* _EXERCISE_:
Below are the records; copy each line in which "trips" can be found.

(Stored records)
++++++
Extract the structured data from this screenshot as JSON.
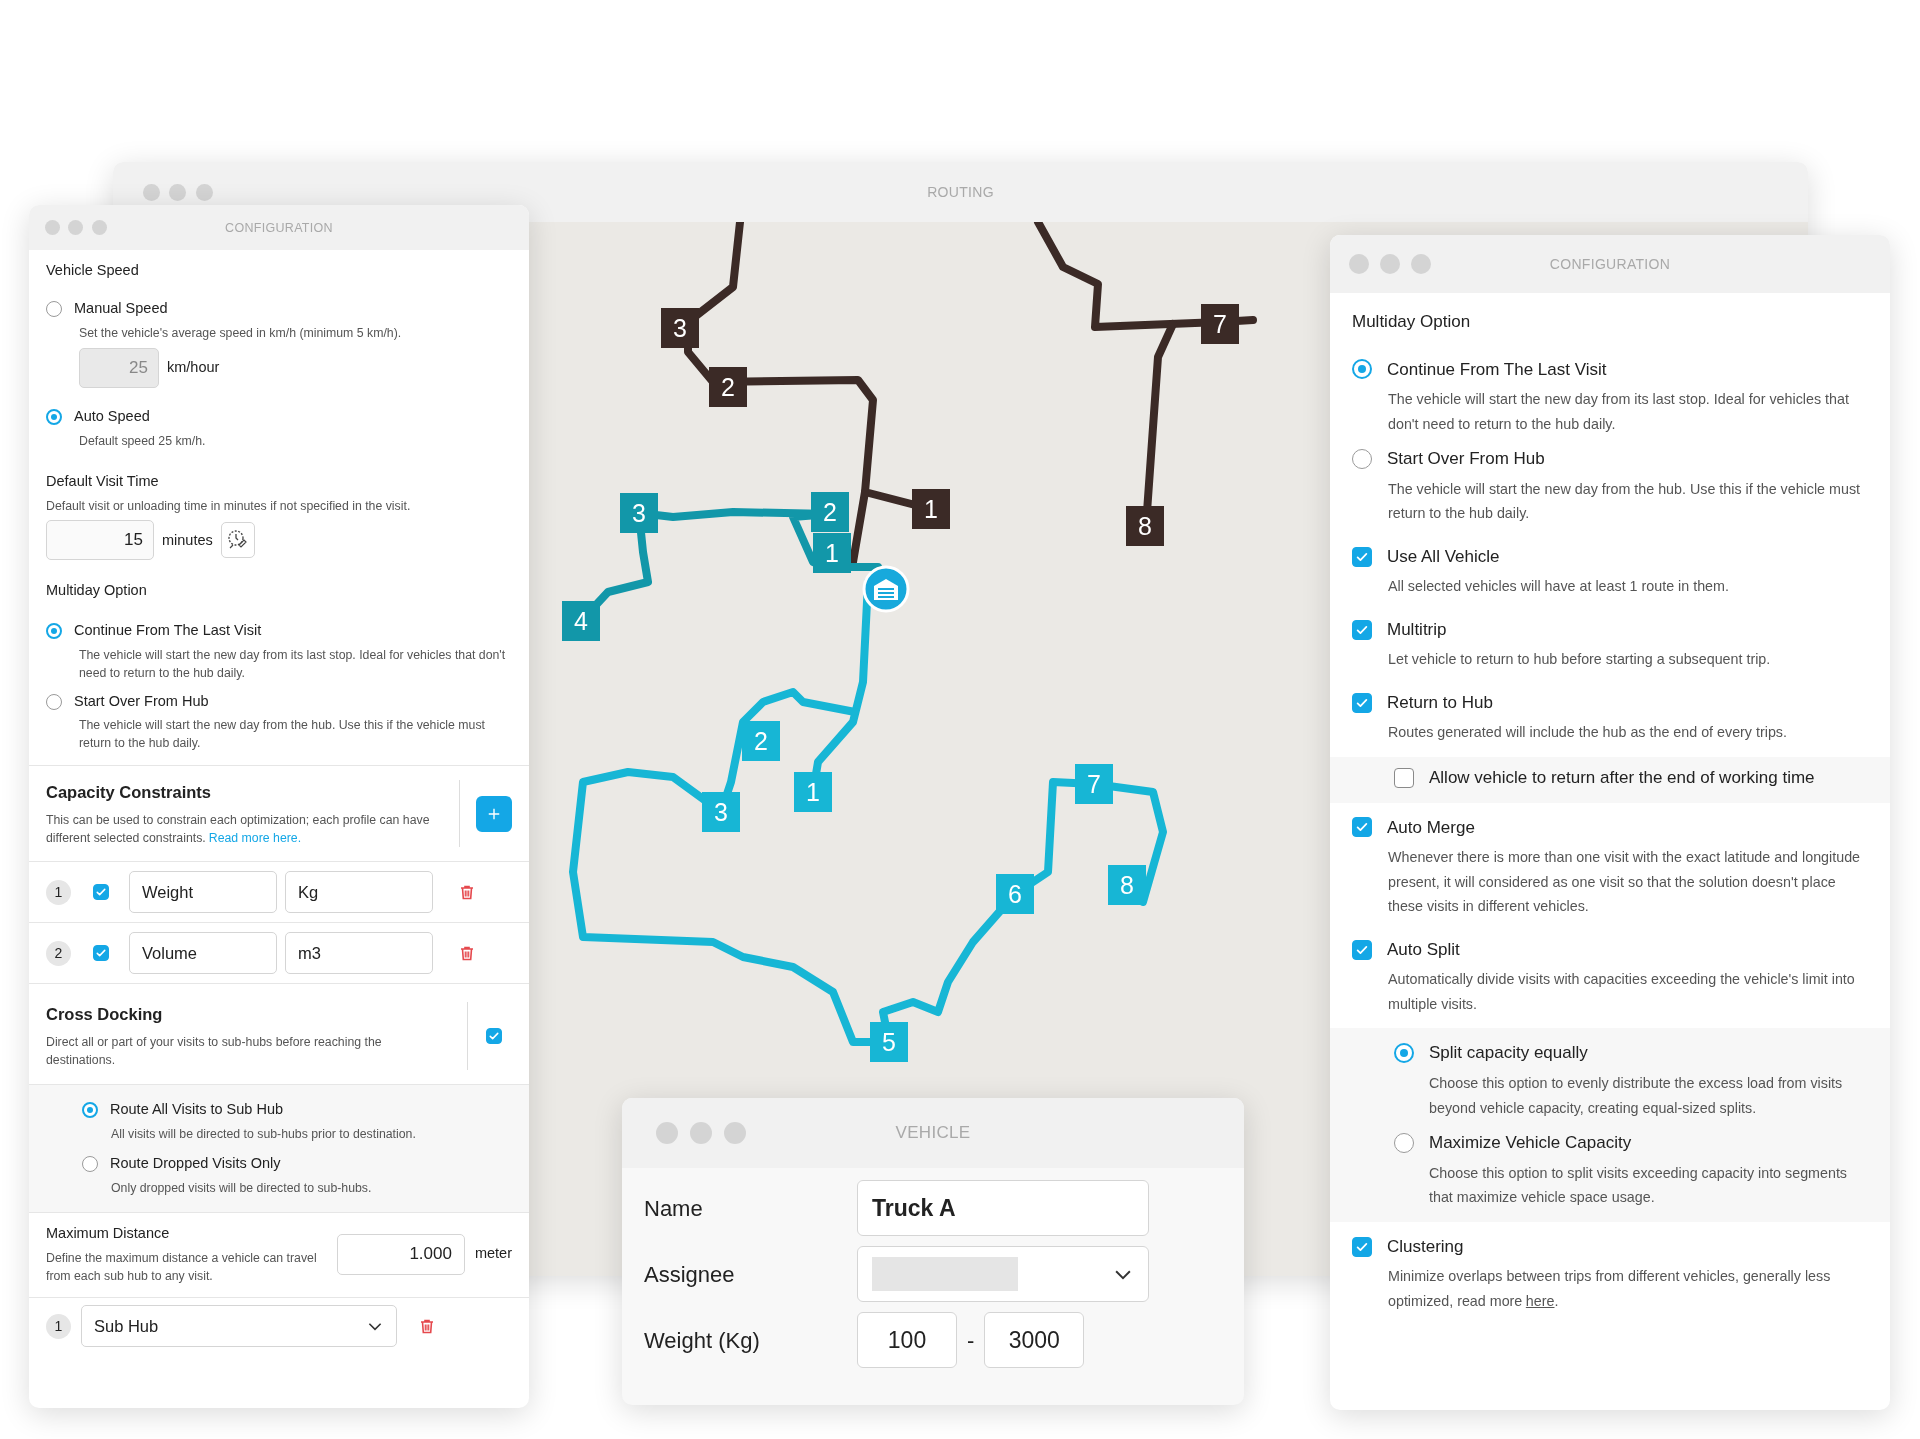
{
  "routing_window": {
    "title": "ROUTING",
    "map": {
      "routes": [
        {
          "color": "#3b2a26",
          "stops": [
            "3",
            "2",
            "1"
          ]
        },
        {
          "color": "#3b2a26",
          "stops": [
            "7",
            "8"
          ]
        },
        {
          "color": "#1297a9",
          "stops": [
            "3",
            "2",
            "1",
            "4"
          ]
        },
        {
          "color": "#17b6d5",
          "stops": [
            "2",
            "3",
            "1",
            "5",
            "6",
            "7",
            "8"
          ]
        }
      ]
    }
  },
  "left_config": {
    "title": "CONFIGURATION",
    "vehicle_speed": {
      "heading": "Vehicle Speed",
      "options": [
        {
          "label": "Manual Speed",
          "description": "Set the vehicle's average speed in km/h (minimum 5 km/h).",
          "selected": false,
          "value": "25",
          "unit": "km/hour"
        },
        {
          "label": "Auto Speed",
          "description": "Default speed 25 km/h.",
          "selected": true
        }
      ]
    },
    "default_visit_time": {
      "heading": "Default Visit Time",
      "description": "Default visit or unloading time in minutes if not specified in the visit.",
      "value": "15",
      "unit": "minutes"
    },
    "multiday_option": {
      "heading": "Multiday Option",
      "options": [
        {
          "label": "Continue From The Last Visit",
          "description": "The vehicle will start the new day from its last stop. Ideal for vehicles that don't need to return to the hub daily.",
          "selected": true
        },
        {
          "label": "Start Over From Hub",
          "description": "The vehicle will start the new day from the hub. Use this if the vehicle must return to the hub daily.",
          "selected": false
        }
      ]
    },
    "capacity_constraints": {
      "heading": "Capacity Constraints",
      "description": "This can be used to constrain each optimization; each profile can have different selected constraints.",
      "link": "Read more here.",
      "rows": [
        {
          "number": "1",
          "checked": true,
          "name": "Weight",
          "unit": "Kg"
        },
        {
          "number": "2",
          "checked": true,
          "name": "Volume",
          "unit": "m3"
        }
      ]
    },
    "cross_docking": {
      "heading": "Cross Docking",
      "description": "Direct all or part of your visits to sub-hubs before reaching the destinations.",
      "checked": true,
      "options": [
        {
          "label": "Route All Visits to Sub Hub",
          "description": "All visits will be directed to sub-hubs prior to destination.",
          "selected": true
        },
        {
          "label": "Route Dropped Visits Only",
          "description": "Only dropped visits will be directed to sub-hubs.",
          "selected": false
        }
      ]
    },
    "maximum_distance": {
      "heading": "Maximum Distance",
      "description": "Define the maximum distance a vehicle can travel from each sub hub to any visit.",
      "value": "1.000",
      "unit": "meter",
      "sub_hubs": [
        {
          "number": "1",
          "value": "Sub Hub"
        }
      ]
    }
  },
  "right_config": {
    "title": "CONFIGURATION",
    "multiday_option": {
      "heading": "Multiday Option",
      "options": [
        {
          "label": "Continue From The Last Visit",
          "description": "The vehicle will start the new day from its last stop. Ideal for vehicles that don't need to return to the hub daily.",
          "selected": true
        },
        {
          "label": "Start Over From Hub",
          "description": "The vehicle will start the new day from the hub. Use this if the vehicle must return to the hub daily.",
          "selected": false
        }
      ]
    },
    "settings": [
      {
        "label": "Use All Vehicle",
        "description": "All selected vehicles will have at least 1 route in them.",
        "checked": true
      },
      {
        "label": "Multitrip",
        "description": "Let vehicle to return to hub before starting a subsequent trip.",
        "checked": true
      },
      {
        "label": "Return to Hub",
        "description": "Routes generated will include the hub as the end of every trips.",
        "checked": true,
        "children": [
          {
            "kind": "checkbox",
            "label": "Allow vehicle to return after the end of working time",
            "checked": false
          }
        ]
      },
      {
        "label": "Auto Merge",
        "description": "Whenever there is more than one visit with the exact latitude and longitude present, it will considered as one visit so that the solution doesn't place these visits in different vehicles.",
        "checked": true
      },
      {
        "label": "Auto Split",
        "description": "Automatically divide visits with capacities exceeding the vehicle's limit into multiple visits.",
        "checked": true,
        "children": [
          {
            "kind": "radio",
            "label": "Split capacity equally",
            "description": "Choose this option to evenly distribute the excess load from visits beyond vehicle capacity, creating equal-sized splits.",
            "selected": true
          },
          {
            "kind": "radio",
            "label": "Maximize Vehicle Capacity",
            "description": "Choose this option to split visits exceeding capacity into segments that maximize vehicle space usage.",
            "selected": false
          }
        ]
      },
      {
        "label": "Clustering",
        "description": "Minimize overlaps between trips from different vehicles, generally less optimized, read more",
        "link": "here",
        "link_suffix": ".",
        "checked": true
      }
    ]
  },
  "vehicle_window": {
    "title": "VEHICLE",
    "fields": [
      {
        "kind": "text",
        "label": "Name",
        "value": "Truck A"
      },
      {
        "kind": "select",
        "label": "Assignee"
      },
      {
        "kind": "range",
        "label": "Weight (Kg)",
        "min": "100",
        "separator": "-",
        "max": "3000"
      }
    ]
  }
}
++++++
* _RESULT OF THE TASK_:
        "description": "Routes generated will include the hub as the end of every trips.",
        "description": "Minimize overlaps between trips from different vehicles, generally less optimized, read more",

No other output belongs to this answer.